The current show at the UCCS Gallery of Contemporary Art, Three Local Collectors: Highlights from the Brasch, Lehrer, and Wenderski Collections, is fun, gratifying and faintly voyeuristic.
It's fun because there's lots of good stuff on display; gratifying because it's different, uneven and quirky; and voyeuristic because you get a sense of what it is to be a dedicated, even insanely obsessive art collector.
Was it Samuel Johnson who once remarked, "When a man is tired of London, he is tired of life; for there is in London all that life can afford." Similarly, if you can't find something to like in this exhibition, you just don't like art.
Would you like a carefully selected group of works on paper by some of the best artists of the second half of the 20th century? A Jennifer Bartlett, a James Rosenquist, and a couple of Tom Wesselmans? Take a look at Ron Brasch's thoughtful, harmonious and utterly pleasing collection.
Or maybe you'd prefer to look at a group of mostly regional pieces, many created in the late '80s, by then-obscure artists who have since become the big dogs of the Denver art scene. Kathryn Wenderski had the eye; she acquired major pieces by such artists as Bethany Kriegsman, Zoa Ace and Louis Recchia. Have a look at Recchia's enormous folding screen, a multimedia tour de force, brilliant and exuberant, that overwhelms everything within 50 feet. Wenderski, modest and self-effacing, looked for art that challenged her and made her think differently about the world.
But if you want a window into the soul of a wonderful collector, Rich Lehrer's collection provides that window in spades. Around 30 pieces from Lehrer's collection are hung in the show, including a few very large canvases -- large meaning five feet by seven feet. It's a wildly diverse group, including half a dozen conventional Western landscapes; a visionary, even hallucinatory piece by Orlin Helgoe; an early Sushi Felix. Is it possible that the same guy owns all of this stuff? A collector for the last two decades, Rich started small -- buying art with a narrow, specifically Southwestern focus. But like a gambler who begins by playing the nickel slots, he got hooked, and within a few years his taste had become eclectic and insatiable. His house overflowed with art -- so much so that a few years ago a prominent local artist, delivering a commissioned piece to Lehrer, was so horrified by the clutter that he tried to renege on the deal.
Of necessity, Lehrer is now a recovering collector. He's moving to North Carolina and into a house with lots of glass and not much wall space. He says that he's cutting back, even selling some of his hoard. We'll see. After all, there's no such thing as a 12-step program for obsessive collectors.

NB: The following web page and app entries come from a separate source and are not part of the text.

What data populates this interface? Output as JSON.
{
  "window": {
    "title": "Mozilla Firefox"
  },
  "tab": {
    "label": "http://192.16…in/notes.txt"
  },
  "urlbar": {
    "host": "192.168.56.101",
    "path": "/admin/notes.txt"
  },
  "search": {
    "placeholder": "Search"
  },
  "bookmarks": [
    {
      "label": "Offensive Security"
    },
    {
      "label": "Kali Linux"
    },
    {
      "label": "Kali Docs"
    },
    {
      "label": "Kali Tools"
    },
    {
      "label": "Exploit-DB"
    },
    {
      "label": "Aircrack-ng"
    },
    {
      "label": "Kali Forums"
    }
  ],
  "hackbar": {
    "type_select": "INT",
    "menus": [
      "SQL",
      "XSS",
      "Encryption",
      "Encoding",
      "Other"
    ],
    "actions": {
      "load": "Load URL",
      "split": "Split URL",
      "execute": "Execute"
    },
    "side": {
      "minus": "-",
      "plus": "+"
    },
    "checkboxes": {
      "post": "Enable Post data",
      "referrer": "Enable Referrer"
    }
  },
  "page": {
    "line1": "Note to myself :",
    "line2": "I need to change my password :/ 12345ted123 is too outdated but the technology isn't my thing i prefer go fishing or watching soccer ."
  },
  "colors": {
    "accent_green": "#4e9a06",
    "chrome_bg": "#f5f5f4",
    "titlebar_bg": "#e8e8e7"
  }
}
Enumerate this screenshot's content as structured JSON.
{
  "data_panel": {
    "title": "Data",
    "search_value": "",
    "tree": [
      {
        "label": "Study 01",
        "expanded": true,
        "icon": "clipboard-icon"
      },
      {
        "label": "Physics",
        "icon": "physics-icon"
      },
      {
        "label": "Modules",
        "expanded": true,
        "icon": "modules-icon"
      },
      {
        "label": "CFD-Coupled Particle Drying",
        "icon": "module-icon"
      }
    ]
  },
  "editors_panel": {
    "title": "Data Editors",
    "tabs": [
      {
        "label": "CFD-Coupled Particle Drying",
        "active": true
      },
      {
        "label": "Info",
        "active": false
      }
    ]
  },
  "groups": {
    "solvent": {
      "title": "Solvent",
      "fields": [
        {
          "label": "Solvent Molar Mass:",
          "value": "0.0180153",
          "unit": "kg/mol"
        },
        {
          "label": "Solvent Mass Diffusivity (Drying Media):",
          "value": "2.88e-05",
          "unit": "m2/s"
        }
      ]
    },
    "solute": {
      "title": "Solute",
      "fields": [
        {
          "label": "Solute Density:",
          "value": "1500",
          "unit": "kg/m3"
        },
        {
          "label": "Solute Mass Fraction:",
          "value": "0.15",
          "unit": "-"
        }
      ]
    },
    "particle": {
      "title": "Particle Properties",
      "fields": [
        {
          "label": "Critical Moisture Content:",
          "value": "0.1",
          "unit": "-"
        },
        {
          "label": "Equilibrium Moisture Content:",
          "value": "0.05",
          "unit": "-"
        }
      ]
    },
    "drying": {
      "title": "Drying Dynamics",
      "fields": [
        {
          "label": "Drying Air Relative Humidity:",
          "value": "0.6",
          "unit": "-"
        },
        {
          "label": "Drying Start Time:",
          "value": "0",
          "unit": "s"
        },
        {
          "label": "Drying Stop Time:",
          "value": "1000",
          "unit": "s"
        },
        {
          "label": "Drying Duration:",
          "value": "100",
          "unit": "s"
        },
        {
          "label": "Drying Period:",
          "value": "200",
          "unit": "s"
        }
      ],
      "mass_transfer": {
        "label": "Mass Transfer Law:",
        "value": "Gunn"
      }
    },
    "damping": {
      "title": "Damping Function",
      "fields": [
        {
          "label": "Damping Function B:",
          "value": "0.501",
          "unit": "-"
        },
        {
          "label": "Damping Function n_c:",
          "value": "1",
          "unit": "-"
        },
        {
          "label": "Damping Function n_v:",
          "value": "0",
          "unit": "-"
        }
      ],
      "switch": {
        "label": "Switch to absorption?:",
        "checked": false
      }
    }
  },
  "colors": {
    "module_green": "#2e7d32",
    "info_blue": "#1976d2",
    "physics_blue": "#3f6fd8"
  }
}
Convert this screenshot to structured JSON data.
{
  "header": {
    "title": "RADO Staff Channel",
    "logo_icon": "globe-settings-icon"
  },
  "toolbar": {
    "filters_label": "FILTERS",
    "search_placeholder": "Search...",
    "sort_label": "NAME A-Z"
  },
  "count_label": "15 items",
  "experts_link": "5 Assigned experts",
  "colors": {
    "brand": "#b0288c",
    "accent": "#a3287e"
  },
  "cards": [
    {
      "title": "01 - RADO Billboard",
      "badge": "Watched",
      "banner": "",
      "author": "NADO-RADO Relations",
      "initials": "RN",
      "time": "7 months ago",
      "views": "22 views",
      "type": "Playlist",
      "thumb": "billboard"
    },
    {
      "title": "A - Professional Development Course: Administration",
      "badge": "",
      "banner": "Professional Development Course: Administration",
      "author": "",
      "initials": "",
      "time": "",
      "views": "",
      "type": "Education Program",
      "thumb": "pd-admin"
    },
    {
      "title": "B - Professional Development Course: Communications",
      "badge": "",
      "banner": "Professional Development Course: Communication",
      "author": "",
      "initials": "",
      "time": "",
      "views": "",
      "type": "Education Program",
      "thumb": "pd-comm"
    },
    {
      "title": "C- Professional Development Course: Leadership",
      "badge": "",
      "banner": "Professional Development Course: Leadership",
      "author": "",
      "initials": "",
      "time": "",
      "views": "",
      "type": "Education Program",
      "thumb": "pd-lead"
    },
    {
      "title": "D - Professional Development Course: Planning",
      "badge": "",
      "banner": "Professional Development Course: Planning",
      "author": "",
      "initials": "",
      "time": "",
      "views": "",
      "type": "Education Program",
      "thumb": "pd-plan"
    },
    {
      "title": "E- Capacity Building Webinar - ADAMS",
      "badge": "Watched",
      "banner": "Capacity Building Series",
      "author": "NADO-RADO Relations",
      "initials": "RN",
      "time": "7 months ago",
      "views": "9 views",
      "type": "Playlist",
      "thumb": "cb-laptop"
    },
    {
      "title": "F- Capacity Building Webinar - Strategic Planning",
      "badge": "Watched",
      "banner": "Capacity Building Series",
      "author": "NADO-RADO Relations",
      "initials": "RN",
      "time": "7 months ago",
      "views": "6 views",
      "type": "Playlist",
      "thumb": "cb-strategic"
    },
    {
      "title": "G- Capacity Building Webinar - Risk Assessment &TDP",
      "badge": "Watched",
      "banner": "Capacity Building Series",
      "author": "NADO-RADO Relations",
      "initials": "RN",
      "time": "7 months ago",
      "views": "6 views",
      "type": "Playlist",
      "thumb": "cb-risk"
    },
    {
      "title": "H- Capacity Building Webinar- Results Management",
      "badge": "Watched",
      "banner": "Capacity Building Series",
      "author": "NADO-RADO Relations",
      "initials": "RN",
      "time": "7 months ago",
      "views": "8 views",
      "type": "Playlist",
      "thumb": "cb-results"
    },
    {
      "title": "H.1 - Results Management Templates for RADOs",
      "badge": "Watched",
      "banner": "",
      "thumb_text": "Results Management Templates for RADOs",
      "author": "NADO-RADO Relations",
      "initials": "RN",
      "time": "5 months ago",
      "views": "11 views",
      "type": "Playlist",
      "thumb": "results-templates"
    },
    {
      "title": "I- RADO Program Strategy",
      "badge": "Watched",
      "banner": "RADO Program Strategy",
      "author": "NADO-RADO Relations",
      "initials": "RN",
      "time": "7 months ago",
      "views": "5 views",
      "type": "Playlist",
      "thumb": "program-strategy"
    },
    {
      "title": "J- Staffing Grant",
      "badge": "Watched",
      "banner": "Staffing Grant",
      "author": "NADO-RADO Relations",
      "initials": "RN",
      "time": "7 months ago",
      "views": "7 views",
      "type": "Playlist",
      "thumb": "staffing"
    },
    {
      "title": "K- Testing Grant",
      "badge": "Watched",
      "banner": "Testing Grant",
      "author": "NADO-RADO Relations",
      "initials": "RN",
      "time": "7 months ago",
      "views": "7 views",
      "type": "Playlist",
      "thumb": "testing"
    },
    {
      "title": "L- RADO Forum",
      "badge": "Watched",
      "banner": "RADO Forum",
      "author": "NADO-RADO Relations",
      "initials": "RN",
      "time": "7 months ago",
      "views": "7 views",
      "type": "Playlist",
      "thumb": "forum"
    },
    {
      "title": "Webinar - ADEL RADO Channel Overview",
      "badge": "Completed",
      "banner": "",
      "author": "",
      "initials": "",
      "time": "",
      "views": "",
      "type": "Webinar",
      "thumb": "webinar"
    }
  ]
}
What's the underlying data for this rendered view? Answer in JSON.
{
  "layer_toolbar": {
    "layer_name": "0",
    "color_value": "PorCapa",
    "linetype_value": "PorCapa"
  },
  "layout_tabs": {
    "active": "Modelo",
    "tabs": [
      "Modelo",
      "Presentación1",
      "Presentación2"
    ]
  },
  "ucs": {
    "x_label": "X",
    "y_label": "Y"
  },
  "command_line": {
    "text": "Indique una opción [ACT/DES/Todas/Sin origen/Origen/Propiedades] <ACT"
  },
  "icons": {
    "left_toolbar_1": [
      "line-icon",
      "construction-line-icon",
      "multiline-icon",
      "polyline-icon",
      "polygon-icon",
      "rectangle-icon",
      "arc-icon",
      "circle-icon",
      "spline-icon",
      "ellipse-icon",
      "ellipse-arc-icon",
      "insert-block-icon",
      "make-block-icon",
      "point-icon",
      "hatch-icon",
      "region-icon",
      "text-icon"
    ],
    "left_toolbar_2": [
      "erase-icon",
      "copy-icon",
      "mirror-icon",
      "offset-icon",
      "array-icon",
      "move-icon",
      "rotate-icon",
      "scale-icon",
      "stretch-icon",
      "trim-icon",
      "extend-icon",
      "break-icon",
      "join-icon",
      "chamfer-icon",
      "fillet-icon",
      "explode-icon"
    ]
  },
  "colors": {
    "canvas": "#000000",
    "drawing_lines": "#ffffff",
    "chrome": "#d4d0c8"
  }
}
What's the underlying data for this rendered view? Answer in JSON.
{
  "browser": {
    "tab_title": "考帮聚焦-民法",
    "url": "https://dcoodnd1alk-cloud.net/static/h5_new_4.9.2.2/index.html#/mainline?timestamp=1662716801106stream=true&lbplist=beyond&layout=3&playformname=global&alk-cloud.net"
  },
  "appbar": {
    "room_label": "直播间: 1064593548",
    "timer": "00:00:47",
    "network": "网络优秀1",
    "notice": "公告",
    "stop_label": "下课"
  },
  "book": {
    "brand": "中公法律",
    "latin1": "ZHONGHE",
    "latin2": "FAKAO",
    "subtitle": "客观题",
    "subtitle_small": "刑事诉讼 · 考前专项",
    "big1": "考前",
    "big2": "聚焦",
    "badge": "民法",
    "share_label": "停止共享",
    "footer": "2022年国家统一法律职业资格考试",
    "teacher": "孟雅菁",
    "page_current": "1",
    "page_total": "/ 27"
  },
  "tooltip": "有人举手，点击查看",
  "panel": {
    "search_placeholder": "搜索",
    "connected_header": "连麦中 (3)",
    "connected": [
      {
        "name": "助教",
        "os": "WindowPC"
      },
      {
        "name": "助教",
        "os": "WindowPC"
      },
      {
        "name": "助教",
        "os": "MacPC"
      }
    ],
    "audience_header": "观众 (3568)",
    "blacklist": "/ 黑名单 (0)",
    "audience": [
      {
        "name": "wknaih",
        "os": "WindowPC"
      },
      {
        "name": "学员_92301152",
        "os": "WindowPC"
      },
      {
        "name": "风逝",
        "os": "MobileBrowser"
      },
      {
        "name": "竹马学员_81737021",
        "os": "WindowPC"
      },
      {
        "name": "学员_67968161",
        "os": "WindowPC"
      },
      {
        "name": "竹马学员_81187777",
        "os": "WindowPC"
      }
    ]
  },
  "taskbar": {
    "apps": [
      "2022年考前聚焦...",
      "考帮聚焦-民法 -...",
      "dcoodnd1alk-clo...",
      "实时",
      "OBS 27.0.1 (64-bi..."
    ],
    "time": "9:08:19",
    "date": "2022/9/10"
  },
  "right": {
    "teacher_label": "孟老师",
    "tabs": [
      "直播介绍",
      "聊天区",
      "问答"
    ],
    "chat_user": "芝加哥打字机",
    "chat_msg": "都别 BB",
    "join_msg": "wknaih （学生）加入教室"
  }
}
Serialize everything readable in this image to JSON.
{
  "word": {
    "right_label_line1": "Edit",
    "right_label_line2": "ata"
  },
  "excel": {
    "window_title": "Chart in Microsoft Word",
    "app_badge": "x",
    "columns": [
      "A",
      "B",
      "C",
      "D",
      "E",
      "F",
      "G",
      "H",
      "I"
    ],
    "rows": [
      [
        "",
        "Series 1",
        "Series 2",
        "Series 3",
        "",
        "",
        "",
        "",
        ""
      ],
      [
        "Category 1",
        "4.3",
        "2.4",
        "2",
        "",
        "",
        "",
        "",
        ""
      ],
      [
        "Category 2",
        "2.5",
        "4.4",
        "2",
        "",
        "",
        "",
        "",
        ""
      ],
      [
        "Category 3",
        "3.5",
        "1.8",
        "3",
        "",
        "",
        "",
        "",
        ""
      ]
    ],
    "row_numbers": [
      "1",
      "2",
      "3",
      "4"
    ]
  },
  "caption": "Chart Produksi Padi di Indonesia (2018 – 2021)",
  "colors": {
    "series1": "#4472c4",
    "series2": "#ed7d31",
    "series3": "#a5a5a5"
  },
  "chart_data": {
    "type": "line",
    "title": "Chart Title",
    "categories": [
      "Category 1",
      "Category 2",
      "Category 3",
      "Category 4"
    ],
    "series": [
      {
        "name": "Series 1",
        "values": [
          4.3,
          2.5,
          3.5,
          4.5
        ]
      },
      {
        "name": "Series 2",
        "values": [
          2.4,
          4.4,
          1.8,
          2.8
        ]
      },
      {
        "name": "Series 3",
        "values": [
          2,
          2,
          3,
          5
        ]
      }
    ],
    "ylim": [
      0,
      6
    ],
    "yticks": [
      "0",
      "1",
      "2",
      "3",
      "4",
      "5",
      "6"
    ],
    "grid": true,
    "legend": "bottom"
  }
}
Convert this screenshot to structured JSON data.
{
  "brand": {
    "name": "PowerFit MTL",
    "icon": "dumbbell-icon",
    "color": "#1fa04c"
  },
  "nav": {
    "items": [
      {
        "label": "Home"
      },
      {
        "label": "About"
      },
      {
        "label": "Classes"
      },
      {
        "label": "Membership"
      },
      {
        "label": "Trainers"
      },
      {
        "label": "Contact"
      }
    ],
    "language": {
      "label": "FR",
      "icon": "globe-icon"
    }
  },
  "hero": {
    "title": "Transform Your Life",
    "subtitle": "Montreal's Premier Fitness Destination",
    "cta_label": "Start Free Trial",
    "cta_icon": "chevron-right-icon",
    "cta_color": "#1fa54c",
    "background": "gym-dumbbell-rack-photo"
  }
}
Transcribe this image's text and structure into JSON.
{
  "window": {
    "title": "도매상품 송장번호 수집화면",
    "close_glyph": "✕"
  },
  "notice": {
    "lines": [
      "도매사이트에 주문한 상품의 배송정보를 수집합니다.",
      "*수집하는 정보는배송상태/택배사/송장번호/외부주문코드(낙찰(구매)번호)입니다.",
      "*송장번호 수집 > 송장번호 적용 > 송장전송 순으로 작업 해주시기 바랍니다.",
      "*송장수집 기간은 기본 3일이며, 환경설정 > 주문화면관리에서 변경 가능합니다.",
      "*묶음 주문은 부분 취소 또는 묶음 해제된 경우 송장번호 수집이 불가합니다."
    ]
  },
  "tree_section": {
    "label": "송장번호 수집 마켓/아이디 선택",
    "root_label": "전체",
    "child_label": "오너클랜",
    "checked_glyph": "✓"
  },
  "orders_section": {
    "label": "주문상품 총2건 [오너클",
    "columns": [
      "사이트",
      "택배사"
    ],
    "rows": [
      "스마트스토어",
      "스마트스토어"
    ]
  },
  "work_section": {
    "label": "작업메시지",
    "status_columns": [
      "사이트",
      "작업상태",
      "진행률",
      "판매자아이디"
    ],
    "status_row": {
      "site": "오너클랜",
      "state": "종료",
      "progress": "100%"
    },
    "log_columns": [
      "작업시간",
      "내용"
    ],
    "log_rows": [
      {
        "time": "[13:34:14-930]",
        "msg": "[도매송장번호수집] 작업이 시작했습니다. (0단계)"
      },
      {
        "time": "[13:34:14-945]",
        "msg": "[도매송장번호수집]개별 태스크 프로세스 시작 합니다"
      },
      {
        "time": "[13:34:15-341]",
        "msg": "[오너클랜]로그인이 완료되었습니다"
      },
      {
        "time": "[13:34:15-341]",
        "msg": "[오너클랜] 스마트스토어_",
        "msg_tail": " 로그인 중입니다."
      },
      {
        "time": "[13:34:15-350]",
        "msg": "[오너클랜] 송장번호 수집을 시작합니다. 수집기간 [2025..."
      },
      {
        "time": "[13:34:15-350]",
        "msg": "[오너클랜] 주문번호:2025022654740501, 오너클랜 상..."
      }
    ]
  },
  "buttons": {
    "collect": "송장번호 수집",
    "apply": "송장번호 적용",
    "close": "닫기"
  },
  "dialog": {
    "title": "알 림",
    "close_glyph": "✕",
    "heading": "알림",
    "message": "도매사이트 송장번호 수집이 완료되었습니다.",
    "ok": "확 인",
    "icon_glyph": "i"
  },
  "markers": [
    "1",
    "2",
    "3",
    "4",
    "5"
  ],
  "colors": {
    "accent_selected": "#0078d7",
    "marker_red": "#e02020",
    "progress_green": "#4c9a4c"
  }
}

There's something about all of these collections -- a certain freshness, naivet and enthusiasm that makes them very different from similar gallery/museum-sponsored exhibitions. When you buy for yourself, you go with your heart -- you don't care about impressing your peers, or not looking like a fool. Just as the audience is part of the theater, so too does the collector participate in the art that he/she acquires. And by going to see this wonderful show, we're part of it too -- we kick of our shoes and join the dance.
-- John Hazlehurst
Three Local Collectors: Highlights from the Brasch, Lehrer and Wenderski Collections
UCCS Gallery of Contemporary Art (northwest upstairs corner of Science Building, UCCS campus)
Through Nov. 23, open Monday through Friday, 10 a.m. to 4 p.m.; Saturday, 1-4 p.m.
Nov. 4 symposium on how collections are built, how and why people collect art
Call 262-3567 for more